Controversial legislation that would give judges new power to rewrite home mortgages is on life support.
Leading House and Senate Democrats have fought for more than a year in favor of a policy they argue is critical to stemming foreclosures, keeping people in their homes and boosting the housing market. On Friday, the House dealt it a stunning blow when the measure — attached to a broad financial overhaul bill — failed, 188-241.
“You pick your battles, and this doesn’t feel like a battle that can be won. The consequences of not winning are pretty dire,” said Rep. Brad Miller (D-N.C.), one of the chief architects of the policy in the House. “If politics is the art of the possible, I’m just not sure this is possible, given the influence of the industry.”
There were roughly 40 House Democrats who dropped their support between the March vote and the vote last Friday. They included committee chairmen, fiscally conservative Blue Dogs and freshman and sophomore members in competitive races.
The bill suffered in part last week because it was a standalone measure with no other provisions attached. In March, the bill contained other sweeteners — including an increase in deposit insurance — but the centerpiece was the bankruptcy language.
Miller earlier this year worked with consumer advocacy allies such as the Center for Responsible Lending to pass the legislation amid huge lobbying opposition. The Democratic leadership knew it was a tough call in March and whipped the vote, Miller said, adding that leadership didn’t push quite as hard last week.
Meanwhile, the financial industry made the bill one of its top targets to defeat in 2009. Small and large banks, credit unions and a wide array of business interests fought a trench battle against the measure. The National Association of Federal Credit Unions (NAFCU) and Credit Union National Association (CUNA) both activated huge grassroots efforts over the year.

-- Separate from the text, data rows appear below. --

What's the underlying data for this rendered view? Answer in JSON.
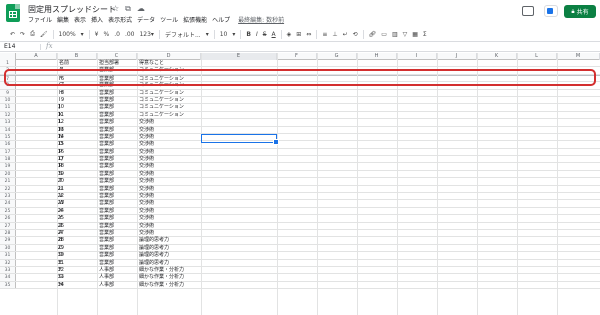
{
  "doc": {
    "title": "固定用スプレッドシート",
    "last_edit": "最終編集: 数秒前",
    "share_label": "共有"
  },
  "menu": [
    "ファイル",
    "編集",
    "表示",
    "挿入",
    "表示形式",
    "データ",
    "ツール",
    "拡張機能",
    "ヘルプ"
  ],
  "toolbar": {
    "zoom": "100%",
    "currency": "¥",
    "percent": "%",
    "decimal_down": ".0",
    "decimal_up": ".00",
    "number_format": "123▾",
    "font": "デフォルト...",
    "font_size": "10",
    "bold": "B",
    "italic": "I",
    "strike": "S",
    "text_color": "A"
  },
  "formula_bar": {
    "cell_ref": "E14",
    "fx": "fx"
  },
  "columns": [
    "A",
    "B",
    "C",
    "D",
    "E",
    "F",
    "G",
    "H",
    "I",
    "J",
    "K",
    "L",
    "M"
  ],
  "rows": [
    {
      "n": "1",
      "a": "",
      "b": "名前",
      "c": "担当部署",
      "d": "得意なこと"
    },
    {
      "n": "2",
      "a": "1",
      "b": "A",
      "c": "営業部",
      "d": "コミュニケーション"
    },
    {
      "n": "7",
      "a": "6",
      "b": "F",
      "c": "営業部",
      "d": "コミュニケーション"
    },
    {
      "n": "8",
      "a": "7",
      "b": "G",
      "c": "営業部",
      "d": "コミュニケーション"
    },
    {
      "n": "9",
      "a": "8",
      "b": "H",
      "c": "営業部",
      "d": "コミュニケーション"
    },
    {
      "n": "10",
      "a": "9",
      "b": "I",
      "c": "営業部",
      "d": "コミュニケーション"
    },
    {
      "n": "11",
      "a": "10",
      "b": "J",
      "c": "営業部",
      "d": "コミュニケーション"
    },
    {
      "n": "12",
      "a": "11",
      "b": "K",
      "c": "営業部",
      "d": "コミュニケーション"
    },
    {
      "n": "13",
      "a": "12",
      "b": "L",
      "c": "営業部",
      "d": "交渉術"
    },
    {
      "n": "14",
      "a": "13",
      "b": "M",
      "c": "営業部",
      "d": "交渉術"
    },
    {
      "n": "15",
      "a": "14",
      "b": "N",
      "c": "営業部",
      "d": "交渉術"
    },
    {
      "n": "16",
      "a": "15",
      "b": "O",
      "c": "営業部",
      "d": "交渉術"
    },
    {
      "n": "17",
      "a": "16",
      "b": "P",
      "c": "営業部",
      "d": "交渉術"
    },
    {
      "n": "18",
      "a": "17",
      "b": "Q",
      "c": "営業部",
      "d": "交渉術"
    },
    {
      "n": "19",
      "a": "18",
      "b": "R",
      "c": "営業部",
      "d": "交渉術"
    },
    {
      "n": "20",
      "a": "19",
      "b": "S",
      "c": "営業部",
      "d": "交渉術"
    },
    {
      "n": "21",
      "a": "20",
      "b": "T",
      "c": "営業部",
      "d": "交渉術"
    },
    {
      "n": "22",
      "a": "21",
      "b": "U",
      "c": "営業部",
      "d": "交渉術"
    },
    {
      "n": "23",
      "a": "22",
      "b": "V",
      "c": "営業部",
      "d": "交渉術"
    },
    {
      "n": "24",
      "a": "23",
      "b": "W",
      "c": "営業部",
      "d": "交渉術"
    },
    {
      "n": "25",
      "a": "24",
      "b": "X",
      "c": "営業部",
      "d": "交渉術"
    },
    {
      "n": "26",
      "a": "25",
      "b": "Y",
      "c": "営業部",
      "d": "交渉術"
    },
    {
      "n": "27",
      "a": "26",
      "b": "Z",
      "c": "営業部",
      "d": "交渉術"
    },
    {
      "n": "28",
      "a": "27",
      "b": "A",
      "c": "営業部",
      "d": "交渉術"
    },
    {
      "n": "29",
      "a": "28",
      "b": "B",
      "c": "営業部",
      "d": "論理的思考力"
    },
    {
      "n": "30",
      "a": "29",
      "b": "C",
      "c": "営業部",
      "d": "論理的思考力"
    },
    {
      "n": "31",
      "a": "30",
      "b": "D",
      "c": "営業部",
      "d": "論理的思考力"
    },
    {
      "n": "32",
      "a": "31",
      "b": "E",
      "c": "営業部",
      "d": "論理的思考力"
    },
    {
      "n": "33",
      "a": "32",
      "b": "F",
      "c": "人事部",
      "d": "細かな作業・分析力"
    },
    {
      "n": "34",
      "a": "33",
      "b": "G",
      "c": "人事部",
      "d": "細かな作業・分析力"
    },
    {
      "n": "35",
      "a": "34",
      "b": "H",
      "c": "人事部",
      "d": "細かな作業・分析力"
    }
  ]
}
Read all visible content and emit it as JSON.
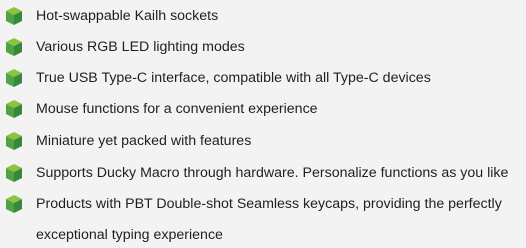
{
  "colors": {
    "background": "#f3f3f3",
    "text": "#1f1f1f",
    "bullet_top": "#8bc53f",
    "bullet_left": "#4ea345",
    "bullet_right": "#37873c"
  },
  "bullet_icon": "green-cube-icon",
  "features": [
    {
      "text": "Hot-swappable Kailh sockets"
    },
    {
      "text": "Various RGB LED lighting modes"
    },
    {
      "text": "True USB Type-C interface, compatible with all Type-C devices"
    },
    {
      "text": "Mouse functions for a convenient experience"
    },
    {
      "text": "Miniature yet packed with features"
    },
    {
      "text": "Supports Ducky Macro through hardware. Personalize functions as you like"
    },
    {
      "text": "Products with PBT Double-shot Seamless keycaps, providing the perfectly"
    },
    {
      "text": "exceptional typing experience"
    }
  ]
}
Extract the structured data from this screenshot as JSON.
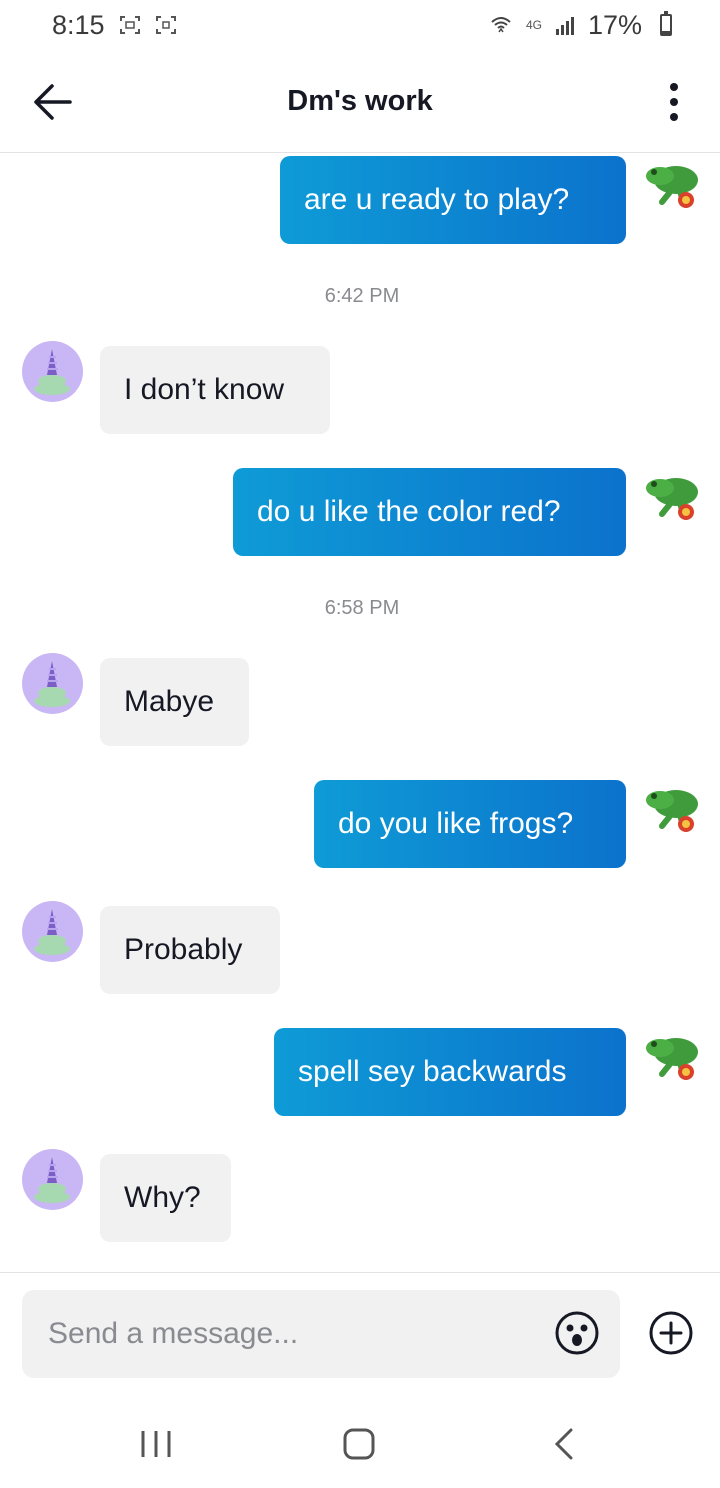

The industry argued it would increase the costs of borrowing and introduce huge uncertainties into the lending market.
The measure always faced tough odds in the Senate.
Senate Majority Whip Dick DurbinDick DurbinThe Hill’s Whip List: Where Dems stand on Trump’s Supreme Court nominee Gorsuch rewrites playbook for confirmation hearings Gorsuch: I'm 'sorry' for ruling against autistic student MORE (D-Ill.) undertook weeks of backroom negotiations to attempt to strike a deal with some of the country’s largest banks and industry trade associations.
When the measure failed on the Senate floor, Durbin lashed out at the banks.
“I really wonder if I would go tell Sen. Durbin that he really needs to go back to bat to fight this battle,” Miller said soon after the House amendment failed.
A Senate Democratic aide would not rule out the measure returning next year, but said the House vote was discouraging, a point echoed by others.
“I was absolutely stunned when I saw the vote,” said Brian Gardner, an analyst at Keefe, Bruyette & Woods Inc. “I was operating under the assumption that it would pass and it didn’t mean anything because of the Senate.”
“I think some members are willing to see if those are going to turn it around,” said Rep. Stephen Lynch (D-Mass.), who voted for the bankruptcy policy both times.
The administration is facing renewed criticism because most of the trial modifications have not become permanent. The combined percentage of loans in foreclosure or at least one payment past due was more than 14 percent in the third quarter, the highest percentage recorded by the Mortgage Bankers Association in its survey on delinquencies.
Rep. John Spratt (D-S.C.), chairman of the House Budget Committee, was one of the lawmakers who switched his vote between March and last week. Chuck Fant, his spokesman, said Spratt heard from community banks and credit unions opposed to the measure and felt that it was not necessary.
Spratt was also concerned that bankruptcy courts would be flooded with cases, Fant said.
Financial industry lobbyists for a wide range of associations said they were relieved by the vote on Friday, with one saying it would take a “perfect storm” for the Senate to take up the bill.
“As evidenced by the recent House vote and the Senate vote, there are major concerns with the bill on both sides of the aisle in both bodies,” said Scott Talbott, senior vice president at the Financial Services Roundtable.